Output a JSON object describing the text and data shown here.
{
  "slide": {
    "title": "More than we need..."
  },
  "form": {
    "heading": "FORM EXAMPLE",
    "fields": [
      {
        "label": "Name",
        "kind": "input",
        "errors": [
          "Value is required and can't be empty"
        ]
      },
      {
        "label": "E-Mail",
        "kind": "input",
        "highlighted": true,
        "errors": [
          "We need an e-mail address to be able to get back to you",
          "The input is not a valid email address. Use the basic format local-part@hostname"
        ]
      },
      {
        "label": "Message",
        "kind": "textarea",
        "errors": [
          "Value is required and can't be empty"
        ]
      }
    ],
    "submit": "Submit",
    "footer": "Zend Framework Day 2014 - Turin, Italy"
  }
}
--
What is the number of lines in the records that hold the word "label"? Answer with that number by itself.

3